They just, they met all the requirements officially it's not, they just checked the boxes. They met all the, actually met the requirements. Thanks,
Yeah, there's a difference between actually, you know, saying, saying and and doing. So
One of the other areas in insurance is like catastrophe claims, things related to hurricanes and earthquakes that, so it's not part of the core carrier network. Do you see, I'm just hypothetically asking you to look into the future, this becoming separated out from some of the major carriers because they don't want the burden of all this risk.
It it will be separate, it will be separate policies. They won't, they, they will try to. So even in a lot of the, let's say healthcare companies and they might have different lines of business. The policies are saying you can't cover the entire health company, you have to have different policies. You might have vaccines, you might have basically, you know, devices and so forth. You know, so they will not basically provide a policy for all you will have individual. It's, yeah, the umbrella is Nokia. So what you might have though, what I do see happening is more the shared economy of insurance. So we're basically, we have a collective come together. We tried this a few years ago in the maritime industry and it didn't quite, this is the basically, you know, where you have a profit and loss scenario where basically it becomes an investment rather than a just a cost of insurance.
So it means that we'll all receive dividends in the end of the year if we don't have cyber tax. That's the approach I would like to see moving forward. Meaning that we all get rewarded for a good security. Isn't that, isn't that a nice thing? You know, it's used to be a, and premiums go down because we, we ultimately do it and also it means that you're, you've got a bigger pool of coverage because more companies are putting into that pool. Meaning that if one company has an incident that you've got enough coverage for all. So you're hoping that it's not 80% because that would kill it, but you wanna make sure that everyone survives and, and that means that we ensure best practices and we all, you know, help each other. But ultimately I would like to see the shared economy of insurance go that direction.
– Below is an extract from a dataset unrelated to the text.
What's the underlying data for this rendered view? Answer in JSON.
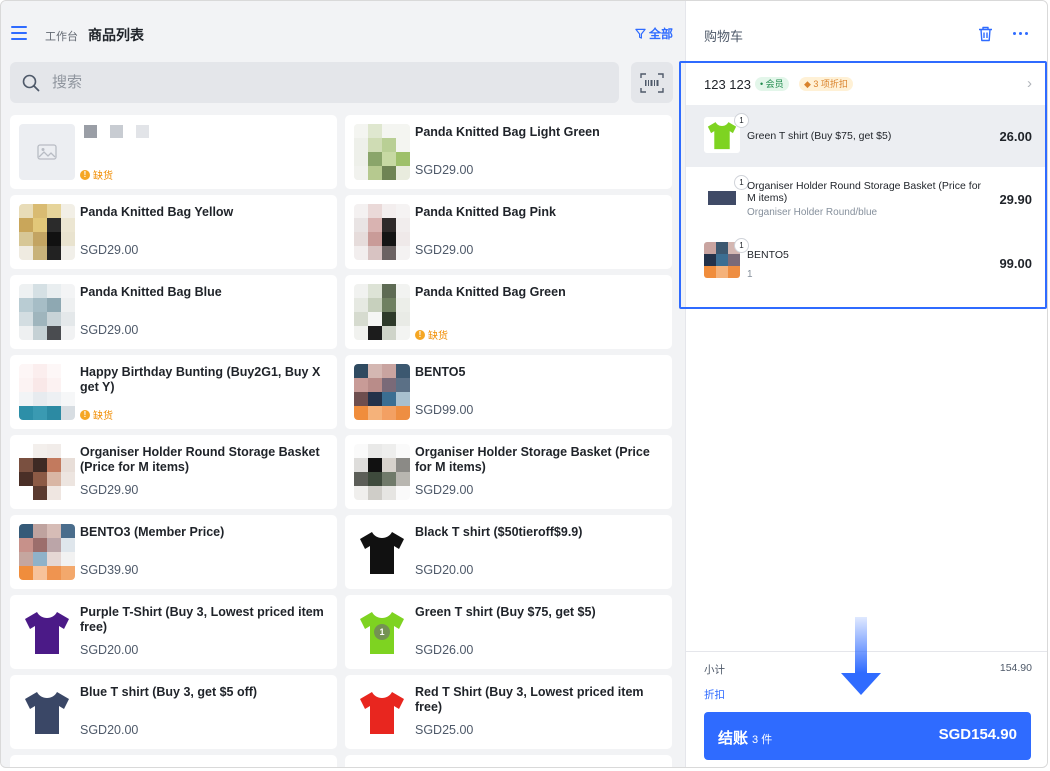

Cuz we've seen it in even, you know, other areas where maybe car insurance has also done it where you've got time based insurance or the risk is higher. So then you know, the, the premiums become more flexible that it's not static. You actually, depending on high risk times that that can fluctuate just like electricity does. That's something good. I've seen it in the maritime where a ship might, a ship's going down a path and there's a hurricane ahead and the insurance premium will say, okay, if you decide to go through that hurricane, the price is up or you can go around and be delayed and they will have to make that decision. So that's where you get into much more time-based and risk-based insurance. And that's where I think it's also gonna decide to go because we can't go down the same path we've done historically because the cost of math doesn't make up. Thank you. Thank you Joseph. Yep.